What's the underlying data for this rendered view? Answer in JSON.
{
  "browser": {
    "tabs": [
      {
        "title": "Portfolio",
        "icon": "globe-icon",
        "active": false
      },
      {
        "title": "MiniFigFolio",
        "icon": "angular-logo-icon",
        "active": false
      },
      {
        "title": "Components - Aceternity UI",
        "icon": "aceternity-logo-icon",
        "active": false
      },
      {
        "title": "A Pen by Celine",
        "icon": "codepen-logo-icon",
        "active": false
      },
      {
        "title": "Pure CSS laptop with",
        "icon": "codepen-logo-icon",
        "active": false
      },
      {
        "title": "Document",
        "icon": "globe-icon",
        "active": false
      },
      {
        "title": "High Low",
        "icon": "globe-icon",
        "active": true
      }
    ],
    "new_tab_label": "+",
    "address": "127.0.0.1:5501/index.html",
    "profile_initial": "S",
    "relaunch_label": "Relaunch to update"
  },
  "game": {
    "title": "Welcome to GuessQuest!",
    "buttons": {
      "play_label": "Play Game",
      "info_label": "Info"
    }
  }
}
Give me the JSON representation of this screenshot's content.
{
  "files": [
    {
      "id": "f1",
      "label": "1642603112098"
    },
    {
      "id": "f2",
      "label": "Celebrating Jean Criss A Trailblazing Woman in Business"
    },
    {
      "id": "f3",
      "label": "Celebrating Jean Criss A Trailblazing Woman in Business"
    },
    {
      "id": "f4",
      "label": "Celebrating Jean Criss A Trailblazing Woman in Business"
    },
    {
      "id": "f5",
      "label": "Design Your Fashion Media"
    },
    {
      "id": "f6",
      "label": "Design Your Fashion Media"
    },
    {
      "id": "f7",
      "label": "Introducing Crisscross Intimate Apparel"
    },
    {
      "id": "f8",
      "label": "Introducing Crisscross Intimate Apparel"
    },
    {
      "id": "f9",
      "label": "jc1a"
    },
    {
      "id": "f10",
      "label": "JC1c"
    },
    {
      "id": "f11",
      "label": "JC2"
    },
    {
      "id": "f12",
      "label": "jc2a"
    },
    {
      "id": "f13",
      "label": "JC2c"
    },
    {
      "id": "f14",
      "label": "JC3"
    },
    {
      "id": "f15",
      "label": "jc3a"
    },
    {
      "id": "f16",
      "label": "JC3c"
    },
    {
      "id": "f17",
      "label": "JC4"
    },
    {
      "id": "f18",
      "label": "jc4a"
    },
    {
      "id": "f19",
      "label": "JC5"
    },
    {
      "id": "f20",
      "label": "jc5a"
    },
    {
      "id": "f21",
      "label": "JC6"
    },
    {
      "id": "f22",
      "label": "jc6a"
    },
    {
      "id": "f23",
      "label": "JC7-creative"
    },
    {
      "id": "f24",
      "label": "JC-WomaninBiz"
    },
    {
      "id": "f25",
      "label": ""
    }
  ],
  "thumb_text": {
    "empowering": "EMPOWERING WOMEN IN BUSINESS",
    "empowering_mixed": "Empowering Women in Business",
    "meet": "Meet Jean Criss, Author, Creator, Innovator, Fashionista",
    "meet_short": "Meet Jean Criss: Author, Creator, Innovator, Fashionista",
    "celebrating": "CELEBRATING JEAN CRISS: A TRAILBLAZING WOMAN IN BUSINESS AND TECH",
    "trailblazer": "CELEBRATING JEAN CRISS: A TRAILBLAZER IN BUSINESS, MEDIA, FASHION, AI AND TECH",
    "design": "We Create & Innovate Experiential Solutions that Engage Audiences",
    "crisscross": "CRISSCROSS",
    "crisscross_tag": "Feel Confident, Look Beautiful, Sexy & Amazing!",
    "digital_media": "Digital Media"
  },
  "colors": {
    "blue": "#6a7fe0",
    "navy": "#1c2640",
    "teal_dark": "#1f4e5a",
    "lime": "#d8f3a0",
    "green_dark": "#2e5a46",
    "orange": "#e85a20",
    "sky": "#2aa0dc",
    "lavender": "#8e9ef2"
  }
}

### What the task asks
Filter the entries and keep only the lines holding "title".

### Response for this exercise
        "title": "Portfolio",
        "title": "MiniFigFolio",
        "title": "Components - Aceternity UI",
        "title": "A Pen by Celine",
        "title": "Pure CSS laptop with",
        "title": "Document",
        "title": "High Low",
    "title": "Welcome to GuessQuest!",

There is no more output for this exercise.